-- Provided material follows --
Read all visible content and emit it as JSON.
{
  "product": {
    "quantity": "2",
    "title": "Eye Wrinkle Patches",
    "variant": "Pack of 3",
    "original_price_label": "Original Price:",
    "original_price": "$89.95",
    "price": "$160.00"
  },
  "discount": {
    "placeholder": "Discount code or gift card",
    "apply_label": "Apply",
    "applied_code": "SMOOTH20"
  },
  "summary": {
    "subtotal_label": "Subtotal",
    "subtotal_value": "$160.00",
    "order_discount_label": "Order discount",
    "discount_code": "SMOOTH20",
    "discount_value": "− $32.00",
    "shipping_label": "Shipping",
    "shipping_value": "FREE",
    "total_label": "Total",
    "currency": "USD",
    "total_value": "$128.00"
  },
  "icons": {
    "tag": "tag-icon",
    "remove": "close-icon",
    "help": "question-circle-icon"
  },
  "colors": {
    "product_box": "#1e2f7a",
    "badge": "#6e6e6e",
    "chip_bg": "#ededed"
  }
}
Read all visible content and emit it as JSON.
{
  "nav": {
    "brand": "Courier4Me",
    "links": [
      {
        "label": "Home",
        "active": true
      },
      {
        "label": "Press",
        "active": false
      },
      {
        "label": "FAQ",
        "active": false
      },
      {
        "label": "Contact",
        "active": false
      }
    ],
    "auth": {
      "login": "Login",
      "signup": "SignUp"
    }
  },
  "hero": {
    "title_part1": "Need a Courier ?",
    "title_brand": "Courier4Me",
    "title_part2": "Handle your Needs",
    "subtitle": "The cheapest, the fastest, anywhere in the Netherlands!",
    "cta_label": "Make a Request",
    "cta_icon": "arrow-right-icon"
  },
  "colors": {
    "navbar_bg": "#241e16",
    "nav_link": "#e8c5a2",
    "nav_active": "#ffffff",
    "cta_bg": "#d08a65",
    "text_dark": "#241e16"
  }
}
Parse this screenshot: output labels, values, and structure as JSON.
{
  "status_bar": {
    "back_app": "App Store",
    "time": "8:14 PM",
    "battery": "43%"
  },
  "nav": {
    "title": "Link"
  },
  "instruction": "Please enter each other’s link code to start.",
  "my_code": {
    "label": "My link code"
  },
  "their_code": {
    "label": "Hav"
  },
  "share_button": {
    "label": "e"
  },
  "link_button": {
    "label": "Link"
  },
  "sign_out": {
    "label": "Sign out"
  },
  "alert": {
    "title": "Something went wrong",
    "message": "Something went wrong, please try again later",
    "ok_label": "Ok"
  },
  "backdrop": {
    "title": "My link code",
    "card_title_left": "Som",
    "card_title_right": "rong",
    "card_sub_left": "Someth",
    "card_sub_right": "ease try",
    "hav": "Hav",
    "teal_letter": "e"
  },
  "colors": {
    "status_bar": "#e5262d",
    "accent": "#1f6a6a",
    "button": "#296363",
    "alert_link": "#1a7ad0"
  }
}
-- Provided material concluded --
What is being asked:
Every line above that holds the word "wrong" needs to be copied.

Response to this exercise:
    "title": "Something went wrong",
    "message": "Something went wrong, please try again later",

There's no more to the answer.